By Ingrid Haack
Athens, Sep 16 (efe-epa).- European nations have started to offer shelter to around 12,000 refugees left homeless after a fire at Moria camp on the Greek island of Lesbos.
Germany was the first to do so and has agreed to take in 1,553 people which interior minister Horst Seehofer said the country was “proud” to do.
The nation, which has a population of 80 million, became a new home for around 1.3 million refugees in 2015 and 2016, many who had fled conflict or persecution in the Middle East, Asia and Africa.
Seehofer told German parliament on Wednesday: “We can be proud, once again, to provide a humanitarian solution and to maintain the goal of containing the arrival of new refugees.”
He added that the country will also receive around 400 unaccompanied children from Moria, the first 109 of whom arrived on Tuesday.
Several German mayors have offered to take in more people but this was met with resistance by the central government, which has been facing criticism from the far right.
Those opposed to accepting refugees in the wake of the suspected arson attack at Moria have said it could encourage similar crimes.
Greece’s right-wing government shares this view and has said none of the transfers will be made from Lesbos but from other island camps or the mainland.

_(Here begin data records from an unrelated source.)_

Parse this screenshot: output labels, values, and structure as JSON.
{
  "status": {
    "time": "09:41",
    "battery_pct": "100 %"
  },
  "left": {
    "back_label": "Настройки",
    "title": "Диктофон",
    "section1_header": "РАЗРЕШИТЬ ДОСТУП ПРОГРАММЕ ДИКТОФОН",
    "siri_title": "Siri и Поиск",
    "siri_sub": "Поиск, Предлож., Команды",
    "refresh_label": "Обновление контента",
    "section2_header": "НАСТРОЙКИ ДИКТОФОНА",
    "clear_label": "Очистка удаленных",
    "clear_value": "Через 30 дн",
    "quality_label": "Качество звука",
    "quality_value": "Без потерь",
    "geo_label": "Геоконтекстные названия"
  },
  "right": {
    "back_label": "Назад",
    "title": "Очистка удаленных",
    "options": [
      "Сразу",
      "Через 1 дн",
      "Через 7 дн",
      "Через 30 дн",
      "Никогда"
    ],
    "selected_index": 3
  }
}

Human Rights Watch and other NGOs have urged governments to relocate asylum seekers from Lesbos as soon as possible as they are in the greatest need.